AHA 2020 Virtual Scientific Sessions: Cumulative exposure, exposure intensity, and number of household smokers in childhood all impact adult heart function, study authors found.
Passive exposure to smoke during childhood is associated with a reduction in global longitudinal strain--a measure of subclinical left ventricular dysfunction--according to preliminary research to be presented at the virtual American Heart Association (AHA) Scientific Sessions 2020, November 13 -17, 2020.
Writing in the study abstract, authors cite existing research that shows each 1% decrease in GLS has been associated with 12% higher risk of cardiovascular morbidity and mortality in a low-risk general population.

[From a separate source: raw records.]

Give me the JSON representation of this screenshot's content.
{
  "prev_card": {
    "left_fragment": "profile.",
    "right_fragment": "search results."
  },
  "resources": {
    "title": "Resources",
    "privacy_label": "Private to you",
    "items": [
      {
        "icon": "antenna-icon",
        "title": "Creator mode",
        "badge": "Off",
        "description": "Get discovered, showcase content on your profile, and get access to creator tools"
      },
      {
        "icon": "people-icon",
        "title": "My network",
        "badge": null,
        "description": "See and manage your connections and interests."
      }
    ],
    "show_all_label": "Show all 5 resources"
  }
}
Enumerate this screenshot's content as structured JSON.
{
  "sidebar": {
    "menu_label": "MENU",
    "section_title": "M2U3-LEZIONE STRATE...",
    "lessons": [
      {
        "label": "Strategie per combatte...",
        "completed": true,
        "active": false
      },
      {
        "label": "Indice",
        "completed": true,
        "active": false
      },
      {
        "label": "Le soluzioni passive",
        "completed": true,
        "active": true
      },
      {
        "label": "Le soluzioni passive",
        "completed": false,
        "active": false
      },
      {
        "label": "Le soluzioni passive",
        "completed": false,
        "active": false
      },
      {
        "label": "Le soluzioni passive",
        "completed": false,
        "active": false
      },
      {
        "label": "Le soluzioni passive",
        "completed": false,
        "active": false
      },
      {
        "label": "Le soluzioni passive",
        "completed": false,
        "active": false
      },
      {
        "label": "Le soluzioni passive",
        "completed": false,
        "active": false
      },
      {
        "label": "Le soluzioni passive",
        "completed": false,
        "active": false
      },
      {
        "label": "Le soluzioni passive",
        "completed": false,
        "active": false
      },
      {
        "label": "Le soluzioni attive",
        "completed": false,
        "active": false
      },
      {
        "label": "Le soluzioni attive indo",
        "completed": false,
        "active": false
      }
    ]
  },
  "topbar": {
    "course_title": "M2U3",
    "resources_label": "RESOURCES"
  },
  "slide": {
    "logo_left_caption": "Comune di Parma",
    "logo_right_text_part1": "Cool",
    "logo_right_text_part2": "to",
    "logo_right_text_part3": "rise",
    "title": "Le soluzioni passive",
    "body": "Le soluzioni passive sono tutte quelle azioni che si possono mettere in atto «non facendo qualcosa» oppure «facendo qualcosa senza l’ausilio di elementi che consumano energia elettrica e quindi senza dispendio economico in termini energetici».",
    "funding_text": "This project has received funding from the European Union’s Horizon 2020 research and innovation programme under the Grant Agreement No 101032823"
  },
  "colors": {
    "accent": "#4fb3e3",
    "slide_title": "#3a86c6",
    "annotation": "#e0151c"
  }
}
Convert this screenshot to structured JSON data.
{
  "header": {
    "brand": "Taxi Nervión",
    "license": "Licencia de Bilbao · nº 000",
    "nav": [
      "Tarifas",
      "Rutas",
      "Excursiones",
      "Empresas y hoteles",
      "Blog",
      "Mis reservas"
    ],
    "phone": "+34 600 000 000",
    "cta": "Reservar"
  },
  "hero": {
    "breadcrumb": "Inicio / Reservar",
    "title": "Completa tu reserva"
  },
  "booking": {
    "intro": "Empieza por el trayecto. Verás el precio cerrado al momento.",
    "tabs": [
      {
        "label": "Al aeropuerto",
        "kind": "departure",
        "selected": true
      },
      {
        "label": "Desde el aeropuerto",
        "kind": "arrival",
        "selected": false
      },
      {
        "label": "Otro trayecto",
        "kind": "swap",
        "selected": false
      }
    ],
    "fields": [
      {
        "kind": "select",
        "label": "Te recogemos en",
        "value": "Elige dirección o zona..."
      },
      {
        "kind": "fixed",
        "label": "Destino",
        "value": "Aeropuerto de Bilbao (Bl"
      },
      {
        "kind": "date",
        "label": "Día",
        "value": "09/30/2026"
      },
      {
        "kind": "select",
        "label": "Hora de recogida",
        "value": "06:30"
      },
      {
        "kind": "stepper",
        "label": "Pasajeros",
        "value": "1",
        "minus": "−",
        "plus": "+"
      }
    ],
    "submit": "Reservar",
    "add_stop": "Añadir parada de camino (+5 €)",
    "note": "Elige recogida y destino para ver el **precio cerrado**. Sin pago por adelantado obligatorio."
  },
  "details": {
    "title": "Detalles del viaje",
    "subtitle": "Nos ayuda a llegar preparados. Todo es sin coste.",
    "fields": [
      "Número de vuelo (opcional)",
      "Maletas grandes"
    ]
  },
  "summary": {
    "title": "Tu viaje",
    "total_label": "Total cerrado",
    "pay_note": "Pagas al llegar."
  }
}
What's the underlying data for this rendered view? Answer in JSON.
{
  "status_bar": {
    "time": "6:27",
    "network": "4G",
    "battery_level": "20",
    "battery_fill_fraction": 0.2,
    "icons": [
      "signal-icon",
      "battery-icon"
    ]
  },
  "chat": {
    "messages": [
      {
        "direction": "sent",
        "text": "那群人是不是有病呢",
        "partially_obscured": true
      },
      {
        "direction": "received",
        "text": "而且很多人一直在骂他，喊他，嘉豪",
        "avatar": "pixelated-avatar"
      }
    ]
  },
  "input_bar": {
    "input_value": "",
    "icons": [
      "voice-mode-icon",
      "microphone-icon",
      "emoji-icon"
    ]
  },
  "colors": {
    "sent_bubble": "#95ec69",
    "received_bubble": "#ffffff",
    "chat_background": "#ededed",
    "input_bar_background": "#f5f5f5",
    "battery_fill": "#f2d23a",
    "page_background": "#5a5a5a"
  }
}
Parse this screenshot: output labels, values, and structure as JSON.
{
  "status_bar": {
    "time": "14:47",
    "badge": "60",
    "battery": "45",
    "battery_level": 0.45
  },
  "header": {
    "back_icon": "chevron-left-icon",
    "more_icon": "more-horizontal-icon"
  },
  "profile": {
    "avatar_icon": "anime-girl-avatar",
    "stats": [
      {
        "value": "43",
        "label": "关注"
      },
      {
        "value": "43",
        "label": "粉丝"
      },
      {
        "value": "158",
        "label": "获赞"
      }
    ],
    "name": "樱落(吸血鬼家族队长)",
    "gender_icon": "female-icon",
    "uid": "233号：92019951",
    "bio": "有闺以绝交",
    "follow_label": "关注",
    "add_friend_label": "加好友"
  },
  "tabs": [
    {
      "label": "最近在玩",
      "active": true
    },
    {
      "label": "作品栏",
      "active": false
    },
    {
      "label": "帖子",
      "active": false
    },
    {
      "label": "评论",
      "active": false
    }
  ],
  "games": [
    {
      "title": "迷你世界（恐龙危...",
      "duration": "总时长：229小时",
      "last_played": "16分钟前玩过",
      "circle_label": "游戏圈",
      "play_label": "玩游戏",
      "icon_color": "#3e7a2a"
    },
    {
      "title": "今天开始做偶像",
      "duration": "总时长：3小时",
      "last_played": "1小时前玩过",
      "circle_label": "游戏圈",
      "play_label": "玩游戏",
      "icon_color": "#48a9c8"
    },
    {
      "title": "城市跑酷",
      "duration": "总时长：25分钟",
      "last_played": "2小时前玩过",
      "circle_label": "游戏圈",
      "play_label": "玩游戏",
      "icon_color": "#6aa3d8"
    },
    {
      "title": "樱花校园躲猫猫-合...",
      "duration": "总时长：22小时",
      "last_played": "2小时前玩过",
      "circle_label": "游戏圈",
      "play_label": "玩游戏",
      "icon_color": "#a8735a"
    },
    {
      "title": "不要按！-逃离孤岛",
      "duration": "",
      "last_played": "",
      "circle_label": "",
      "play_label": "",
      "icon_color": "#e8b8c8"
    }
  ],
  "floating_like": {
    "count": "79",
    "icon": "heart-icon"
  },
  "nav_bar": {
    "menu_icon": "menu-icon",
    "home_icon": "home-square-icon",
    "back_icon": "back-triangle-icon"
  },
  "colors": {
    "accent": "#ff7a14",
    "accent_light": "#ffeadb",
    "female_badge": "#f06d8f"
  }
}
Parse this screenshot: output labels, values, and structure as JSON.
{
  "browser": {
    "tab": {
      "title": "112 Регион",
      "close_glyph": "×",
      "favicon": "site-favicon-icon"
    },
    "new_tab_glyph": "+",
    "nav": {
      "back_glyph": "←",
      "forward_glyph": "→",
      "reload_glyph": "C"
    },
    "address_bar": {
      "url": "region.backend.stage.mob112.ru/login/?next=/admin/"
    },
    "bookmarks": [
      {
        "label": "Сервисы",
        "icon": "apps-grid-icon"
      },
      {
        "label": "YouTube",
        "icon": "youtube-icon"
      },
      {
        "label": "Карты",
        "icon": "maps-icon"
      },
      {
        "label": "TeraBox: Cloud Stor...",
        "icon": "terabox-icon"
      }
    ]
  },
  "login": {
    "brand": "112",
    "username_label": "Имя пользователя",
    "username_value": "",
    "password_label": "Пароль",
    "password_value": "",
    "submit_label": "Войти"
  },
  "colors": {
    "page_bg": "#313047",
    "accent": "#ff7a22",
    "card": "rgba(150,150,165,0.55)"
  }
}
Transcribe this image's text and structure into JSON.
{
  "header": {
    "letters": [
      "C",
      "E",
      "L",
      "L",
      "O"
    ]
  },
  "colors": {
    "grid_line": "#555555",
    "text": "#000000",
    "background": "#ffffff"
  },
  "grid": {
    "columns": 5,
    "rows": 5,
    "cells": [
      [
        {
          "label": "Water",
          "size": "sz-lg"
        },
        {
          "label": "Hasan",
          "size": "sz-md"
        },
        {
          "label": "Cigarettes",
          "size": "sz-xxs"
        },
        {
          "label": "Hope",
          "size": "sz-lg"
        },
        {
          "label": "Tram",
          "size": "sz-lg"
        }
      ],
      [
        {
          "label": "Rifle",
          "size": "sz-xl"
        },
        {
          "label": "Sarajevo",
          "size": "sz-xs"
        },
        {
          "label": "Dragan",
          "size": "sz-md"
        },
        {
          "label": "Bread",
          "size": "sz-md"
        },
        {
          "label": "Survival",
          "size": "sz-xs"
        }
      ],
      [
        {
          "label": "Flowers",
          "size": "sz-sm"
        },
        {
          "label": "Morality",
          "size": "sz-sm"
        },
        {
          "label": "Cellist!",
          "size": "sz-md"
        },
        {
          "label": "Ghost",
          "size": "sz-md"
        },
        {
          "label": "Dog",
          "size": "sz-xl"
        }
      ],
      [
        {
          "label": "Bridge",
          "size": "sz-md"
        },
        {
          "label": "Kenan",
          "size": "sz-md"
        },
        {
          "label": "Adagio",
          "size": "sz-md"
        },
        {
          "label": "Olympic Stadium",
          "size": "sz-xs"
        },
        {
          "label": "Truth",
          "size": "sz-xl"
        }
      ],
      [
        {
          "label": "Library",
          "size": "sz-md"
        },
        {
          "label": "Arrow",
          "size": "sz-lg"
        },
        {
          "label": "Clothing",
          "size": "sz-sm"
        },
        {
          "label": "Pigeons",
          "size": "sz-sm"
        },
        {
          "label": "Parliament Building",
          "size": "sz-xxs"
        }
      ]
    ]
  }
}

“We already know from previous studies that children exposed to secondhand smoke are more likely to have structural differences in their vascular systems as adults, such as thicker blood vessel walls and a higher risk of plaque buildup in the arteries,” said Chigoze Ezegbe, MBBS, MPH, lead author of the study and a PhD candidate at the Menzies Institute for Medical Research at the University of Tasmania in Hobart, Australia in an AHA press release.
The goal in the current study was to understand specifically the impact on adult cardiac function of prolonged exposure to secondhand smoke during childhood.
Investigators examined health record data of more than 1100 adult participants in the Childhood Determinants of Adult Health (CDAH) study at the 34-year follow-up (2014-2019). Average age was 45 years, 52% were women, and approximately half (54%) were exposed to secondhand smoking in the home as children.
Three measures were used to calculate severity of passive smoking exposure:
In the adult evaluation, ultrasound imaging was used to measure GLS.
Linear regression was used to examine the association between childhood passive smoke exposure and GLS in adulthood, after adjusting for confounding variables ie, age, gender, childhood socioeconomic position, childhood smoking, adult smoking status, parental education level.
Adult GLS declined significantly with:
"These findings extend our previous work on the structure of the vascular system to suggest that how the heart functions is also affected when exposed to passive smoke,” said Seana Gall, PhD, senior author of the study and associate professor of cardiovascular and respiratory health and disease at the Menzies Institute for Medical Research at the University of Tasmania, in the AHA press release.
The authors point to a number of study limitations including lack of access to participants’ prenatal exposure to smoking or on the number of cigarettes smoked around them which would have been useful to determine if there was any dose-response effect to secondhand smoke.